Everyone gets nervous. The day you stop feeling nervous is the day you’ve stopped challenging yourself. That adrenalin should fuel you.
How often and for how long do you practice?
Currently, practice is dictated by how frequently I perform. High season means regular practice, low season means time to work on other aspects like branding, writing and improving my biking skills.
Do you teach music?
No. I’m currently picking up a lot of knowledge from other musicians. I share the little that I have learned but I wouldn’t call that teaching per se.
How would you describe your music to somebody who has never heard you play before?
*Insert Optimus Prime voice* Humans of the earth, Hip hop has never sounded this different. *End clip* Seriously though, Jemedari’s hip-hop is the sound of freedom to express, experiment and create. No holds barred, straight from the soul. This music is alive…
What can people expect to see at your live performance?
Soul, emotion and fun. This music is more than just music. It’s expression, therapy and fun all rolled up into one. People go to see shows. At a typical Jemedari show, we experience things.
What do you think your biggest break or greatest opportunity has been so far in your musical career?
I walked into Sarit Centre one day and asked if I could see the organizer of Kenya Music Week so I could perform. Mike told me slots were full but he asked me if I could MC the event and see how it goes. I have MC’d what is now the ONGEA Eastern Africa Music Summit for 8 years and most of opportunities I have encountered are as a result of that one opportunity.
How much creative control do you have over what you play?
I work on most of my music in tandem with the band. They dictate what sounds better as they are the pros. When it comes to writing and recording, I go it alone most of the time. I’m currently learning to be more open in my creative process.
If you had a chance to change something in the music industry what would it be?
I would change the whole channel of music discovery if I could. The greatest Kenyan artists barely get to mainstream media. I wish they could. I wish there was a bigger way that art could play a role in modern day Kenya
You have played with many different bands (Afrology, Trifecta, Fused) but are you at the stage in your life where you can have a band that’s your band?
I work with a specific group of people now. There’s a band director who decides what we do with the shows and the sound, etc. He dictates who plays under him.
What is your favourite type of music and is it different from what you play now?
My favourite music is Jazz. Very different from what I actually do. It soothes my mind and eases my troubles.
What are your other interests outside of music? What do you do to relax outside of music?
I dabble in advertising and some visual art but my greatest and most energy consuming activity is my current quest to be a semi professional biker.
What keeps you going as a musician?
Music never stops. My biggest joy is knowing that I’m creating sounds that will exist even after I do not.
Where would you like to see yourself within the next five years as an artist? What are your long term career goals?
In five years I will be rapping, playing the sax, touring and trying to sell my 5th album. I have been thinking of actively documenting some aspects of the art so I might just be on radio or TV telling people what good music is out there.

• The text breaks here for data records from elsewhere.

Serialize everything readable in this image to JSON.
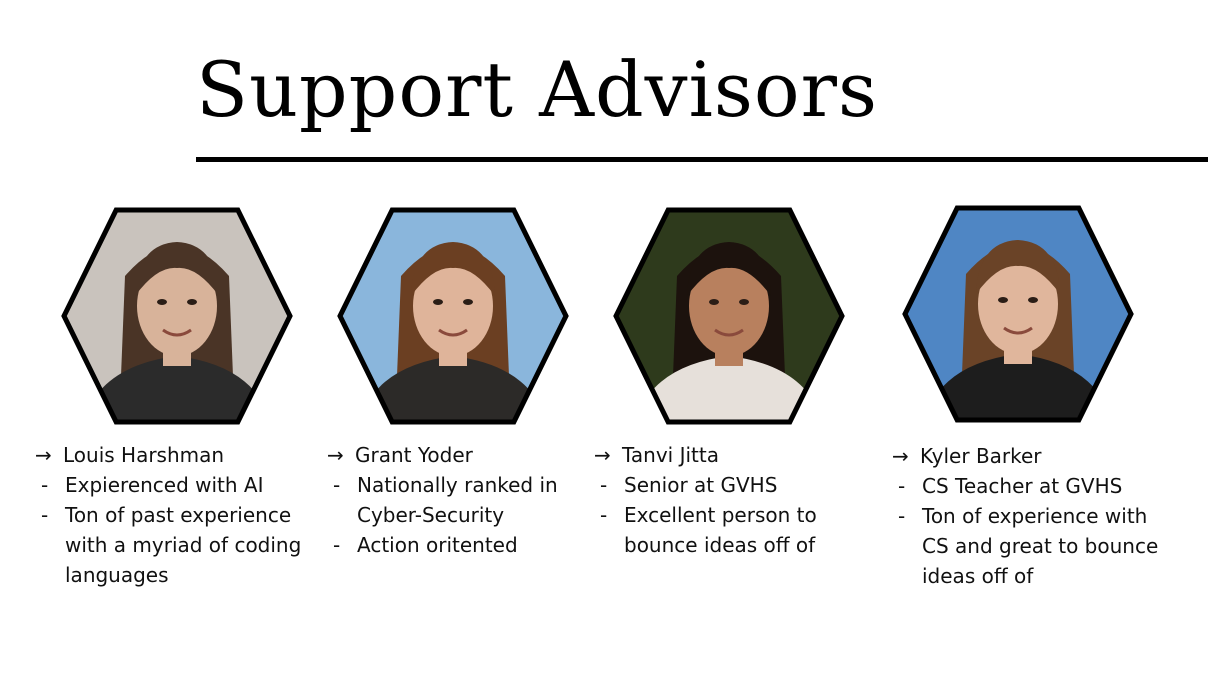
{
  "slide": {
    "title": "Support Advisors"
  },
  "advisors": [
    {
      "name": "Louis Harshman",
      "bullets": [
        "Expierenced with AI",
        "Ton of past experience",
        "with a myriad of coding",
        "languages"
      ],
      "photo_bg": "#c9c3bd",
      "hair": "#4a3426",
      "skin": "#d8b39a",
      "clothes": "#2b2b2b"
    },
    {
      "name": "Grant Yoder",
      "bullets": [
        "Nationally ranked in",
        "Cyber-Security",
        "Action oritented"
      ],
      "photo_bg": "#8ab6dc",
      "hair": "#6b3f22",
      "skin": "#dfb49a",
      "clothes": "#2c2a28"
    },
    {
      "name": "Tanvi Jitta",
      "bullets": [
        "Senior at GVHS",
        "Excellent person to",
        "bounce ideas off of"
      ],
      "photo_bg": "#2e3a1c",
      "hair": "#1c120d",
      "skin": "#b8805e",
      "clothes": "#e6e0da"
    },
    {
      "name": "Kyler Barker",
      "bullets": [
        "CS Teacher at GVHS",
        "Ton of experience with",
        "CS and great to bounce",
        "ideas off of"
      ],
      "photo_bg": "#4f86c4",
      "hair": "#6a4327",
      "skin": "#e0b69c",
      "clothes": "#1d1d1d"
    }
  ],
  "glyphs": {
    "arrow": "→",
    "dash": "-"
  }
}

If you were to perform with anybody/group in the world, either dead, alive who would it be? (You can name a couple of people)
First, close your eyes… Imagine a 40-piece orchestra playing Until The End Of Time by Tupac Shakur. Tupac himself pauses the music and says, “Ladies and Gents, coming to the stage, straight from Kenya… Jemedari!” *crowd goes wild*

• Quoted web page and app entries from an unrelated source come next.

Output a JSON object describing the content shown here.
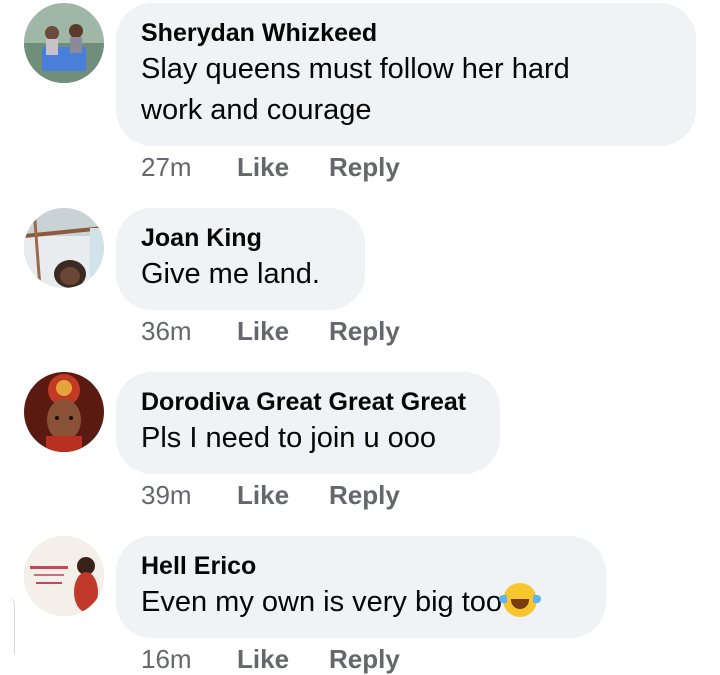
{
  "comments": [
    {
      "author": "Sherydan Whizkeed",
      "text_line1": "Slay queens must follow her hard",
      "text_line2": "work and courage",
      "time": "27m",
      "like_label": "Like",
      "reply_label": "Reply"
    },
    {
      "author": "Joan King",
      "text_line1": "Give me land.",
      "time": "36m",
      "like_label": "Like",
      "reply_label": "Reply"
    },
    {
      "author": "Dorodiva Great Great Great",
      "text_line1": "Pls I need to join u ooo",
      "time": "39m",
      "like_label": "Like",
      "reply_label": "Reply"
    },
    {
      "author": "Hell Erico",
      "text_line1": "Even my own is very big too",
      "emoji": "tears-of-joy-emoji",
      "time": "16m",
      "like_label": "Like",
      "reply_label": "Reply"
    }
  ],
  "colors": {
    "bubble_bg": "#f0f2f5",
    "meta_text": "#65676b",
    "text": "#050505"
  }
}
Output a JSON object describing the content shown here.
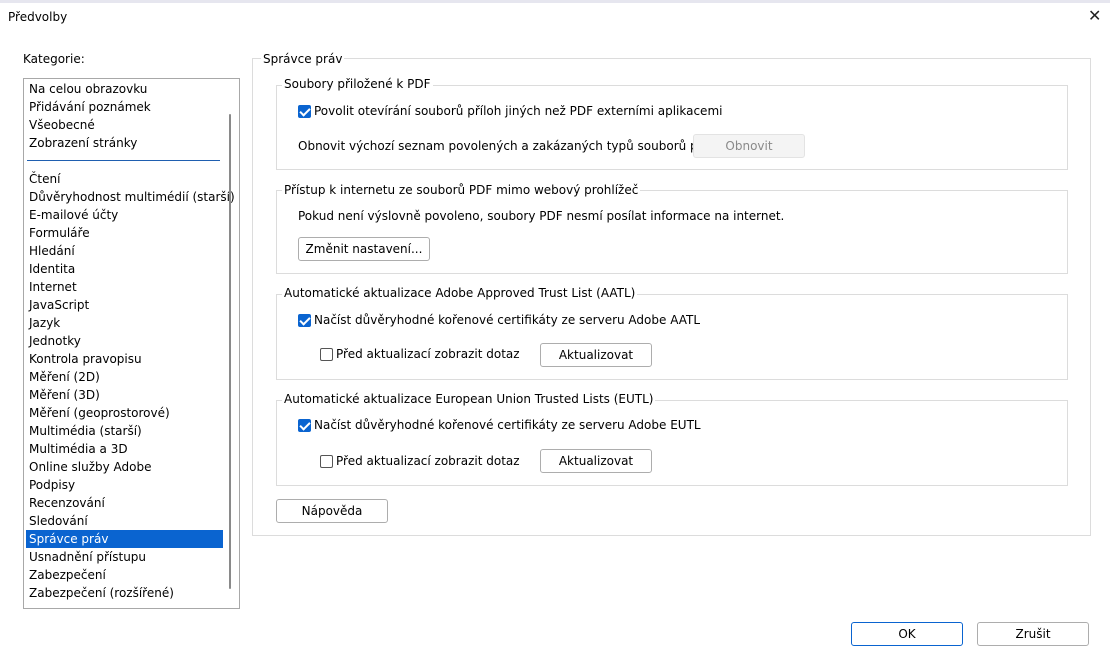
{
  "window": {
    "title": "Předvolby"
  },
  "categories": {
    "label": "Kategorie:",
    "pinned": [
      "Na celou obrazovku",
      "Přidávání poznámek",
      "Všeobecné",
      "Zobrazení stránky"
    ],
    "items": [
      "Čtení",
      "Důvěryhodnost multimédií (starší)",
      "E-mailové účty",
      "Formuláře",
      "Hledání",
      "Identita",
      "Internet",
      "JavaScript",
      "Jazyk",
      "Jednotky",
      "Kontrola pravopisu",
      "Měření (2D)",
      "Měření (3D)",
      "Měření (geoprostorové)",
      "Multimédia (starší)",
      "Multimédia a 3D",
      "Online služby Adobe",
      "Podpisy",
      "Recenzování",
      "Sledování",
      "Správce práv",
      "Usnadnění přístupu",
      "Zabezpečení",
      "Zabezpečení (rozšířené)"
    ],
    "selected": "Správce práv"
  },
  "panel": {
    "title": "Správce práv",
    "attachments": {
      "title": "Soubory přiložené k PDF",
      "allow_label": "Povolit otevírání souborů příloh jiných než PDF externími aplikacemi",
      "allow_checked": true,
      "restore_text": "Obnovit výchozí seznam povolených a zakázaných typů souborů příloh:",
      "restore_button": "Obnovit"
    },
    "internet": {
      "title": "Přístup k internetu ze souborů PDF mimo webový prohlížeč",
      "info": "Pokud není výslovně povoleno, soubory PDF nesmí posílat informace na internet.",
      "change_button": "Změnit nastavení..."
    },
    "aatl": {
      "title": "Automatické aktualizace Adobe Approved Trust List (AATL)",
      "load_label": "Načíst důvěryhodné kořenové certifikáty ze serveru Adobe AATL",
      "load_checked": true,
      "ask_label": "Před aktualizací zobrazit dotaz",
      "ask_checked": false,
      "update_button": "Aktualizovat"
    },
    "eutl": {
      "title": "Automatické aktualizace European Union Trusted Lists (EUTL)",
      "load_label": "Načíst důvěryhodné kořenové certifikáty ze serveru Adobe EUTL",
      "load_checked": true,
      "ask_label": "Před aktualizací zobrazit dotaz",
      "ask_checked": false,
      "update_button": "Aktualizovat"
    },
    "help_button": "Nápověda"
  },
  "footer": {
    "ok_button": "OK",
    "cancel_button": "Zrušit"
  },
  "colors": {
    "accent": "#0a64d0"
  }
}
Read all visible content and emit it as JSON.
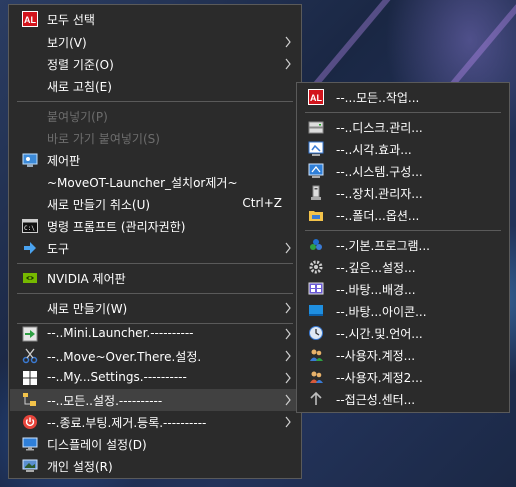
{
  "main_menu": {
    "items": [
      {
        "label": "모두 선택",
        "icon": "app-logo-icon"
      },
      {
        "label": "보기(V)",
        "submenu": true
      },
      {
        "label": "정렬 기준(O)",
        "submenu": true
      },
      {
        "label": "새로 고침(E)"
      },
      {
        "label": "붙여넣기(P)",
        "disabled": true
      },
      {
        "label": "바로 가기 붙여넣기(S)",
        "disabled": true
      },
      {
        "label": "제어판",
        "icon": "control-panel-icon"
      },
      {
        "label": "~MoveOT-Launcher_설치or제거~"
      },
      {
        "label": "새로 만들기 취소(U)",
        "shortcut": "Ctrl+Z"
      },
      {
        "label": "명령 프롬프트 (관리자권한)",
        "icon": "command-prompt-icon"
      },
      {
        "label": "도구",
        "icon": "arrow-icon",
        "submenu": true
      },
      {
        "label": "NVIDIA 제어판",
        "icon": "nvidia-icon"
      },
      {
        "label": "새로 만들기(W)",
        "submenu": true
      },
      {
        "label": "--..Mini.Launcher.----------",
        "icon": "green-arrow-icon",
        "submenu": true
      },
      {
        "label": "--..Move~Over.There.설정.",
        "icon": "scissors-icon",
        "submenu": true
      },
      {
        "label": "--..My...Settings.----------",
        "icon": "windows-icon",
        "submenu": true
      },
      {
        "label": "--..모든..설정.----------",
        "icon": "folder-tree-icon",
        "submenu": true
      },
      {
        "label": "--.종료.부팅.제거.등록.----------",
        "icon": "power-icon",
        "submenu": true
      },
      {
        "label": "디스플레이 설정(D)",
        "icon": "display-icon"
      },
      {
        "label": "개인 설정(R)",
        "icon": "personalize-icon"
      }
    ]
  },
  "sub_menu": {
    "items": [
      {
        "label": "--...모든..작업...",
        "icon": "app-logo-icon"
      },
      {
        "label": "--..디스크.관리...",
        "icon": "disk-management-icon"
      },
      {
        "label": "--..시각.효과...",
        "icon": "visual-effects-icon"
      },
      {
        "label": "--..시스템.구성...",
        "icon": "system-config-icon"
      },
      {
        "label": "--..장치.관리자...",
        "icon": "device-manager-icon"
      },
      {
        "label": "--..폴더...옵션...",
        "icon": "folder-options-icon"
      },
      {
        "label": "--.기본.프로그램...",
        "icon": "default-programs-icon"
      },
      {
        "label": "--.깊은...설정...",
        "icon": "deep-settings-icon"
      },
      {
        "label": "--.바탕...배경...",
        "icon": "wallpaper-icon"
      },
      {
        "label": "--.바탕...아이콘...",
        "icon": "desktop-icons-icon"
      },
      {
        "label": "--.시간.및.언어...",
        "icon": "time-language-icon"
      },
      {
        "label": "--사용자.계정...",
        "icon": "user-accounts-icon"
      },
      {
        "label": "--사용자.계정2...",
        "icon": "user-accounts-2-icon"
      },
      {
        "label": "--접근성.센터...",
        "icon": "accessibility-icon"
      }
    ]
  },
  "colors": {
    "menu_bg": "#2b2b2b",
    "highlight": "#414141",
    "separator": "#5a5a5a",
    "disabled_text": "#6d6d6d",
    "logo_red": "#d2141c"
  }
}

Realistically though, I would love to rock a stage with Dan Aceda, Makadem, Tetu Shani, June Gachui and Maureen of Elani.

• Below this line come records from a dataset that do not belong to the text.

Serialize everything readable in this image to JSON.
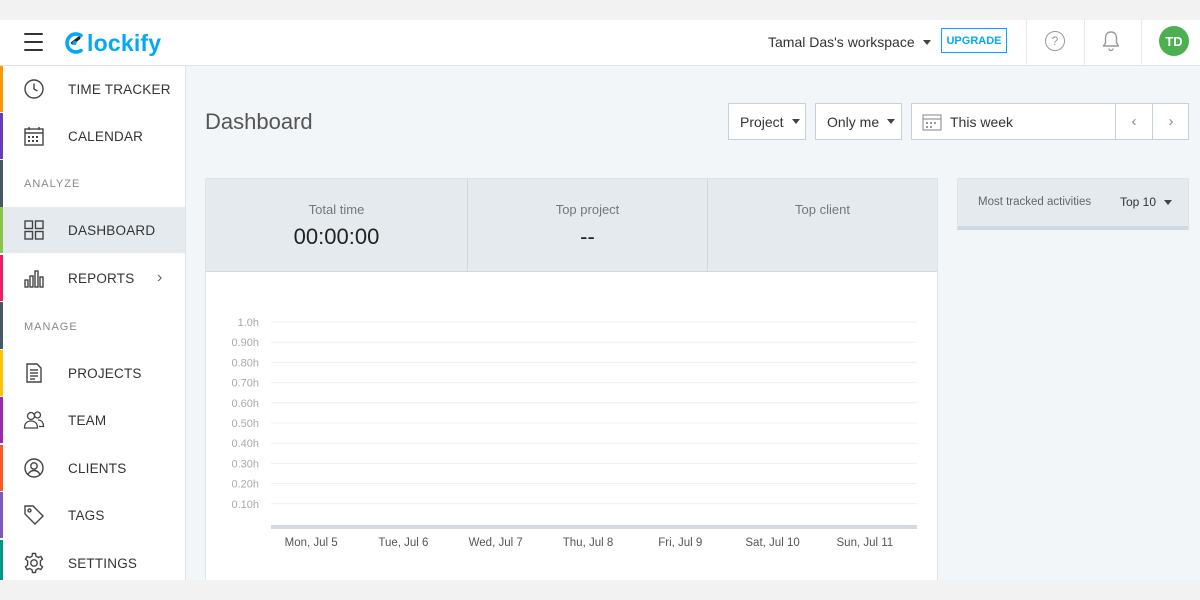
{
  "app": {
    "logo_text": "lockify",
    "brand_color": "#03a9f4"
  },
  "header": {
    "workspace": "Tamal Das's workspace",
    "upgrade_label": "UPGRADE",
    "help_glyph": "?",
    "avatar_initials": "TD",
    "avatar_color": "#4caf50"
  },
  "sidebar": {
    "sections": {
      "analyze": "ANALYZE",
      "manage": "MANAGE"
    },
    "items": [
      {
        "label": "TIME TRACKER",
        "icon": "clock-icon",
        "color": "#ff9800"
      },
      {
        "label": "CALENDAR",
        "icon": "calendar-icon",
        "color": "#673ab7"
      },
      {
        "label": "DASHBOARD",
        "icon": "dashboard-grid-icon",
        "color": "#8bc34a",
        "active": true
      },
      {
        "label": "REPORTS",
        "icon": "bar-chart-icon",
        "color": "#e91e63"
      },
      {
        "label": "PROJECTS",
        "icon": "document-icon",
        "color": "#ffc107"
      },
      {
        "label": "TEAM",
        "icon": "team-icon",
        "color": "#9c27b0"
      },
      {
        "label": "CLIENTS",
        "icon": "client-icon",
        "color": "#ff5722"
      },
      {
        "label": "TAGS",
        "icon": "tag-icon",
        "color": "#7e57c2"
      },
      {
        "label": "SETTINGS",
        "icon": "gear-icon",
        "color": "#009688"
      }
    ]
  },
  "main": {
    "title": "Dashboard",
    "filters": {
      "group_by": "Project",
      "scope": "Only me",
      "date_range": "This week"
    },
    "stats": [
      {
        "label": "Total time",
        "value": "00:00:00"
      },
      {
        "label": "Top project",
        "value": "--"
      },
      {
        "label": "Top client",
        "value": ""
      }
    ],
    "side_card": {
      "label": "Most tracked activities",
      "top_n": "Top 10"
    }
  },
  "chart_data": {
    "type": "bar",
    "categories": [
      "Mon, Jul 5",
      "Tue, Jul 6",
      "Wed, Jul 7",
      "Thu, Jul 8",
      "Fri, Jul 9",
      "Sat, Jul 10",
      "Sun, Jul 11"
    ],
    "values": [
      0,
      0,
      0,
      0,
      0,
      0,
      0
    ],
    "y_ticks": [
      "0.10h",
      "0.20h",
      "0.30h",
      "0.40h",
      "0.50h",
      "0.60h",
      "0.70h",
      "0.80h",
      "0.90h",
      "1.0h"
    ],
    "ylim": [
      0,
      1.0
    ],
    "grid": true
  }
}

What are your up to date performance plans? New releases? Tours? News
I’m doing a series of shows called Suits And Mics. The latest series is slated for Saturday 16 July at the Michael Joseph Centre at 6PM. I have some awesome friends coming through and there will be lots of music to experience. I shall also be using this a feeler session for some content off my upcoming album.